## GIVEN ENTRIES
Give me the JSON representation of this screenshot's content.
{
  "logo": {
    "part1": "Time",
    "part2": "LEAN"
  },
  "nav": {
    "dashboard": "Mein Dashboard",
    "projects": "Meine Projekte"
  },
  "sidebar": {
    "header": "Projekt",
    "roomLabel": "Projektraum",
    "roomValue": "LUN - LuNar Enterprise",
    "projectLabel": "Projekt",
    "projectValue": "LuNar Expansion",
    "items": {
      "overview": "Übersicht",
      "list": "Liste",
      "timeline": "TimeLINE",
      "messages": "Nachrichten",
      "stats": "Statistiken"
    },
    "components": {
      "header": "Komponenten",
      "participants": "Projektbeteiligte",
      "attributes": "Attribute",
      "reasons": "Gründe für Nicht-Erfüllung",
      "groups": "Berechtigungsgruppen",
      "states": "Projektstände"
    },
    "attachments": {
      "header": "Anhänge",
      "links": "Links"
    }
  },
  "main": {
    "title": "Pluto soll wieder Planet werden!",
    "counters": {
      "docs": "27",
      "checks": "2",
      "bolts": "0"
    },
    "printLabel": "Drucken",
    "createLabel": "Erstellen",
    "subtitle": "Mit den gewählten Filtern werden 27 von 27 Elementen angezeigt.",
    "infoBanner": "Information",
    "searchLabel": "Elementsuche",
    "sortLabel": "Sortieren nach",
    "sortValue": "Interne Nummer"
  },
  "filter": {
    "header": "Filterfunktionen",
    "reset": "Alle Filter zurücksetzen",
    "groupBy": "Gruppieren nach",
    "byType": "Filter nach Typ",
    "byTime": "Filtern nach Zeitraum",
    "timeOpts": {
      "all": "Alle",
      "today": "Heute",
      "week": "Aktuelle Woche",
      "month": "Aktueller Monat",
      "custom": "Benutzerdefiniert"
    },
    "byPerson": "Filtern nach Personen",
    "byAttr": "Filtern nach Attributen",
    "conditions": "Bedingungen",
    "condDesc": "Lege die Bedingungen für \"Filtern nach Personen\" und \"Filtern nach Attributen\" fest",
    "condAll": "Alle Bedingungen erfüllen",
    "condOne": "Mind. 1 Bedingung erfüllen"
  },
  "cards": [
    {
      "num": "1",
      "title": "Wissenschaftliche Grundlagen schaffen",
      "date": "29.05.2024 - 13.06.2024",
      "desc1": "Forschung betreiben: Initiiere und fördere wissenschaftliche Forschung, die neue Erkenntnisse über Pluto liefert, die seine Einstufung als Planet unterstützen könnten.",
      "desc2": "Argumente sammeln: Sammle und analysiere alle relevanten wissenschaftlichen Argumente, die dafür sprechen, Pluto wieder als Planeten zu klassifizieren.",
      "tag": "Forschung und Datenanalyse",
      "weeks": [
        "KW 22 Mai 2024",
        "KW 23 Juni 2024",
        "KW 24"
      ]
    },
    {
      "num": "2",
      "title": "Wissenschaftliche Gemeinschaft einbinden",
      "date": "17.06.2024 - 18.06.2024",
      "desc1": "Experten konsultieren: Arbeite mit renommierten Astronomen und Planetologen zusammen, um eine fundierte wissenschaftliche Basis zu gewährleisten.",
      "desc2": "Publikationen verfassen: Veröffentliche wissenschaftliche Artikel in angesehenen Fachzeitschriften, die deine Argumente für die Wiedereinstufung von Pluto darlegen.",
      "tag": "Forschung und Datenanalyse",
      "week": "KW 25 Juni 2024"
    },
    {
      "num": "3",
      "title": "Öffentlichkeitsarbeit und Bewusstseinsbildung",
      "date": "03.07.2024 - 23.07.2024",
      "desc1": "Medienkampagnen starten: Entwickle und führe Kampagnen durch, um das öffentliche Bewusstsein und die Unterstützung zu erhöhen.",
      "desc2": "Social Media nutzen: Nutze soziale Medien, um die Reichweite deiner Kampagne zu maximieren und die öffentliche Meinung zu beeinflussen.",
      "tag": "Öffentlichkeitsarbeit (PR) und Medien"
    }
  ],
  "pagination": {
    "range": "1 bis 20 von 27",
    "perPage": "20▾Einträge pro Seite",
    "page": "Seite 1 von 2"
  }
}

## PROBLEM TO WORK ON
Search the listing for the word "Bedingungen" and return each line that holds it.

## ANSWER TO THIS TASK
    "conditions": "Bedingungen",
    "condDesc": "Lege die Bedingungen für \"Filtern nach Personen\" und \"Filtern nach Attributen\" fest",
    "condAll": "Alle Bedingungen erfüllen",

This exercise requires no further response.